Will generations to come be proud of us and what we went on to achieve? Will they ask to hear again and again the story of how man came out of lockdown and questioned everything, accepting no tired lies or trite dogma and well hawked platitudes. How no one wanted the sacrifices to have been in vain, how they didn't want a return to before, they wanted a new dawn - a 'new normal' was indeed beginning. The chance had been hard won, but they had done it. The people had taken up their place on this earth with new energy and commitment, the tide of rhetoric stemmed as humanity demanded its leaders were made of better stuff - that they were held to account and that they were accountable. How the people never again accepted the validity of decisions made to bring down the very structures that had saved them, healed them, cared for them and counted its own among the losses in doing so - our hospitals, our NHS. That they never again accepted the validity of decisions designed to make society poorer by denying access to resources that educated or informed - libraries and schools. How they never again accepted the validity of decisions aimed at tearing our natural world apart, destroying our wildlife, ignoring our historical landscape and places of sanctuary in nature for the human soul to rest and find peace in - building on green land, playgrounds lost to developers, high speed rail links destroying ancient woodlands, nature reserves and wildlife habitats...the destruction of the wildlife itself with badger culls and fox hunting.
How we tackled housing needs and unscrupulous landlords and empty second home owners, put a stop to underpaid jobs and people with millions who could avoid paying tax but gain all the benefits of that countries resources. How we ensured a means of production for farm and factory that respected the needs of man and the environment and increased a home-grown policy. How we forged a society that had fair access to education and health provision and where any privileges came with responsibility; where respect was earned, determined by the positive value placed on deeds that helped a person's fellow man, as self-awareness and self-respect grew. Being the best you could be was not at another's expense, but in their endorsement. How the quality of man was defined by their appreciation for, and protection of, the people around them and the world they lived in.... The quality of mankind was in their treatment of people, animals, nature and their needs.
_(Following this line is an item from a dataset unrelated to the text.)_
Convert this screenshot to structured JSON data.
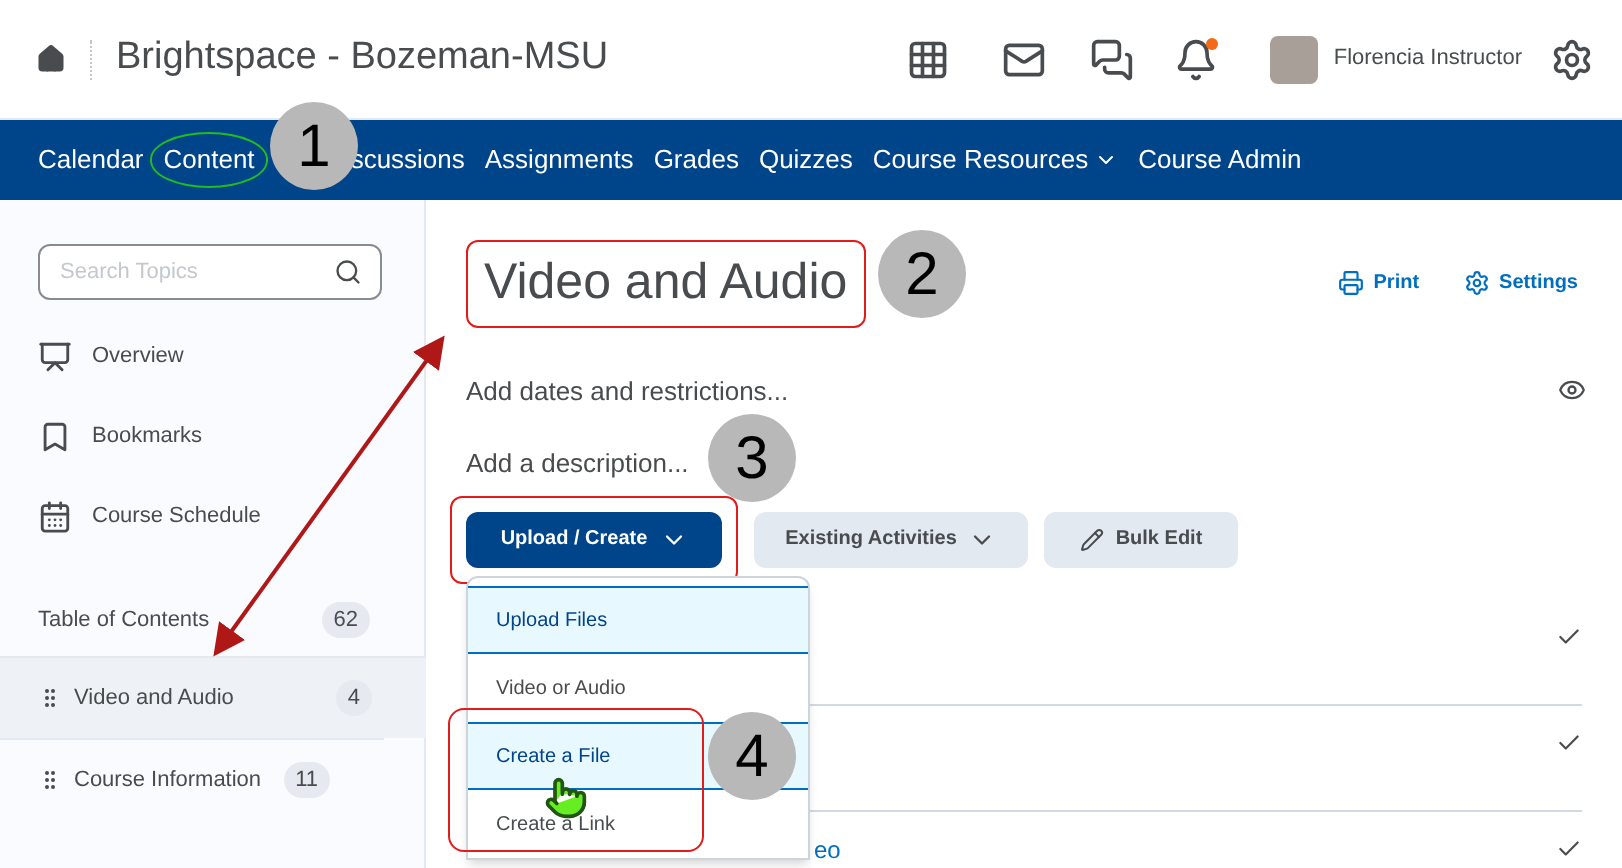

How the people asked questions about hatred, power and greed - never again accepting inequality in any guise, exposing the excuses that were used to hurt or maim as lies whipped up to isolate people, to distance them, to stop them coming together to learn about, accept and celebrate, their differences, as they saw they could respect each other's views and live side by side. There to help and support each other... How this brought new ideas that represented a coming together not a driving apart... They had survived and now they would thrive.
'What prince came to break the spell', the children of the future might ask, aware of Sleeping Beauty and her courtly hero.
'Well children, this spell needed to be fought by the common people, and the politicians and the princes - no one person had the answer … everyone together did...'.
'And they all lived happily ever after because of this...?', the children of the future could chorus questioningly every bedtime.
'Only you know that my child, only you know what they chose to do...'.
Please check out Tomfoolery Facebook post.... where you can see how he captured his similar thoughts, but in a far better way than I.